Purpose of review: Melanoma is the third most common metastatic brain tumor in the United States and is a major cause of morbidity and mortality. The development of more effective therapies for melanoma brain metastases is a major unmet clinical need and is summarized in this review.
Recent findings: Management strategies include symptomatic treatment with corticosteroids and anticonvulsants, and definitive therapy in the form of whole-brain radiation therapy, surgical resection, stereotactic radiosurgery, and systemic therapy. The data on whole-brain radiation therapy show little impact on survival, but there is evidence that it may improve neurologic deficits. Surgery may provide a survival advantage in combination with whole-brain radiation therapy in the management of a single brain melanoma metastasis, compared with whole-brain radiation therapy alone. Stereotactic radiosurgery may offer a survival advantage (in a select group of patients with limited disease) when used alone or in combination with whole-brain radiation therapy, compared with whole-brain radiation therapy alone. Fotemustine, temozolomide, and thalidomide are three agents with high central nervous system penetration that are being actively investigated as part of systemic therapy.

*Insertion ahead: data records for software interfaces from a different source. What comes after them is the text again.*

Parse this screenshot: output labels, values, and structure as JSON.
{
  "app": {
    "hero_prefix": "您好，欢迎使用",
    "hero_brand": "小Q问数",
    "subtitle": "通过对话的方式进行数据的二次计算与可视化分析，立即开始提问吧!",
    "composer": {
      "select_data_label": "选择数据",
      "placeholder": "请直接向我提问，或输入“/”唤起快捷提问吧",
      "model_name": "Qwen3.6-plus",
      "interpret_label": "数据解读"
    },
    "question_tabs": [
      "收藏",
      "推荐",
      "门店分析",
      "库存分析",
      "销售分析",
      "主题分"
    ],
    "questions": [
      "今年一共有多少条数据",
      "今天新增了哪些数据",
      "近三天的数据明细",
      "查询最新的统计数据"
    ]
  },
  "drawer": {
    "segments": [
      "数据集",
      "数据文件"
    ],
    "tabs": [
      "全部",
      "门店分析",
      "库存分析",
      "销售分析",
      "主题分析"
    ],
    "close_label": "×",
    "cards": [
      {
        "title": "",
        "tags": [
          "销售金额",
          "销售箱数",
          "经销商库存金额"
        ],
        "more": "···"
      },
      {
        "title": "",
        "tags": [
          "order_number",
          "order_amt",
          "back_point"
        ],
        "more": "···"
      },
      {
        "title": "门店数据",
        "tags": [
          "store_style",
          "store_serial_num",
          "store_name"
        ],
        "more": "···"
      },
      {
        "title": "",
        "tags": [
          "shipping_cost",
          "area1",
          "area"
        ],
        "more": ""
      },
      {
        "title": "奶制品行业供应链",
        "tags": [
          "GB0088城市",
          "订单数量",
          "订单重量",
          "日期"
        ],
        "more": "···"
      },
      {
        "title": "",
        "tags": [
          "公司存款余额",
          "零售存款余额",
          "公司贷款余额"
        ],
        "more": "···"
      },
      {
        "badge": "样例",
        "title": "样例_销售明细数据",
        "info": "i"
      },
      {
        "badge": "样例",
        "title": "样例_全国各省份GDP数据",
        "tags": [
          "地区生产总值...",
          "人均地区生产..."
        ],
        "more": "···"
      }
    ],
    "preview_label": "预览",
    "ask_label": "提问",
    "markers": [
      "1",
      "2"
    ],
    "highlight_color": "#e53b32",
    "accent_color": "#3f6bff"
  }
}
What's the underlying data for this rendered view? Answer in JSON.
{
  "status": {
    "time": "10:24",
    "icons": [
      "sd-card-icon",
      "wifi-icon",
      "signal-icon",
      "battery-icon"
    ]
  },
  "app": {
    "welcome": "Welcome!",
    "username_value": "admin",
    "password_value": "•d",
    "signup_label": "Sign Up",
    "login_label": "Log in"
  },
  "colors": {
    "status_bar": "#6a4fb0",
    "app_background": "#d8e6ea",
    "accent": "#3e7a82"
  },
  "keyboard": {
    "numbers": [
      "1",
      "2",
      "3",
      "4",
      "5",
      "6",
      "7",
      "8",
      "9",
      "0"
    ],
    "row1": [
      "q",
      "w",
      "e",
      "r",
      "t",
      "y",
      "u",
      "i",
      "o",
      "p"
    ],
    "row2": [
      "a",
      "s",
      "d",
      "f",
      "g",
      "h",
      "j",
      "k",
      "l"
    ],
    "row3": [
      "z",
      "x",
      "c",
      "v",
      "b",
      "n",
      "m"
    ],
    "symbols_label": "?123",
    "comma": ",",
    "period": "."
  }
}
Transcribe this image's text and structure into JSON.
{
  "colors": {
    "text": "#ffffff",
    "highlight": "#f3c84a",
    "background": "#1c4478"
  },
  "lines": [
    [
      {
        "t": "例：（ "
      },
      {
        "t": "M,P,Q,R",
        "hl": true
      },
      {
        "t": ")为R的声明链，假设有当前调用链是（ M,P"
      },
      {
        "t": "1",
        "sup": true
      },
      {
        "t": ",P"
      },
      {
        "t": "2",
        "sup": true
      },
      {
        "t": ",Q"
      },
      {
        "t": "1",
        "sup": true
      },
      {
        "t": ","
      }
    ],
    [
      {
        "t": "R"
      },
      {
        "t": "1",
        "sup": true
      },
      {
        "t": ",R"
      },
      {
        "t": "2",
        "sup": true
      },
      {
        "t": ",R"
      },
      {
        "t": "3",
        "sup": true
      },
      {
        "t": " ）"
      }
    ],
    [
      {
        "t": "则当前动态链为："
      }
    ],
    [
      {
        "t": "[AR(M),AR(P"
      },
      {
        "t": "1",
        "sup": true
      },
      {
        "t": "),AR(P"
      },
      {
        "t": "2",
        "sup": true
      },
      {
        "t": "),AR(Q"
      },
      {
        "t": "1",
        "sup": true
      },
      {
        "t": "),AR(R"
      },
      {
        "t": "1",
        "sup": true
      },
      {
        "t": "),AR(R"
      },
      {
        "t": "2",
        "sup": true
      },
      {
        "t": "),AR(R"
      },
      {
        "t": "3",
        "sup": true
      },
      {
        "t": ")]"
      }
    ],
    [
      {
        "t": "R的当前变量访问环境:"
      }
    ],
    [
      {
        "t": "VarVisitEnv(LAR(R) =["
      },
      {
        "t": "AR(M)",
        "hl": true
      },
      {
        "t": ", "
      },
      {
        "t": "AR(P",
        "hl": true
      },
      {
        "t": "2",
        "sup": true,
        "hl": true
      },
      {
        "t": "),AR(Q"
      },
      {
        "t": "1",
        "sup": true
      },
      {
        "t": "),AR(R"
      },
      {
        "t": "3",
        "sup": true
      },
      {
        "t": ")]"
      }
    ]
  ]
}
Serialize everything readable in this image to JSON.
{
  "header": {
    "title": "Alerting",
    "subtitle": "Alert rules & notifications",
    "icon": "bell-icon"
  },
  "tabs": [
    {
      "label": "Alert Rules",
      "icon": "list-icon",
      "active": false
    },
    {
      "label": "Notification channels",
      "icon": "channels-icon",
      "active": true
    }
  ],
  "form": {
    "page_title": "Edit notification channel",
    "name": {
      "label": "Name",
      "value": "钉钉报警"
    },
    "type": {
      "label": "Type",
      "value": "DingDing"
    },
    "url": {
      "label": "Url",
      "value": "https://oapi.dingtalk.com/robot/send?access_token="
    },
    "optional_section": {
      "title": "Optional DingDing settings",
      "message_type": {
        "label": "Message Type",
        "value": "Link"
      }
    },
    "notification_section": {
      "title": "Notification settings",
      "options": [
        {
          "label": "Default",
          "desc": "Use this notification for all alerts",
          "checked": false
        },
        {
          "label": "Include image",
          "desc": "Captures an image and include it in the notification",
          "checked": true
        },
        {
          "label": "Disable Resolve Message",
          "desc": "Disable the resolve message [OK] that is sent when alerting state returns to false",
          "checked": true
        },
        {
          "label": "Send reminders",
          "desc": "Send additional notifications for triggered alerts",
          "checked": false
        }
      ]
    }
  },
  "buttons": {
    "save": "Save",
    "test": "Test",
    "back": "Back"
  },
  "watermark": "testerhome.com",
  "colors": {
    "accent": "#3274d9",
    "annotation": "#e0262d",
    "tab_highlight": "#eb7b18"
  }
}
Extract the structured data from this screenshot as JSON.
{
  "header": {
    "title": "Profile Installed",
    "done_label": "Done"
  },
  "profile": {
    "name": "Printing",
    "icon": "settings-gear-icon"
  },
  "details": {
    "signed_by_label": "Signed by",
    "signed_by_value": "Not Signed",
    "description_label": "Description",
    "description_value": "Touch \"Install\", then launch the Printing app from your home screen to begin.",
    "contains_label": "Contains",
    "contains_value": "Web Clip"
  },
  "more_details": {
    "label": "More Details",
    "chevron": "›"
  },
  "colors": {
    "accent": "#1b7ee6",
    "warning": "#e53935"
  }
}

Summary: The currently available therapeutic options offer palliative relief of symptoms in most patients and a survival advantage in selected patients with melanoma and brain metastases. An urgent need exists to further define these treatments in the context of randomized trials, several of which are under way in the United States and abroad.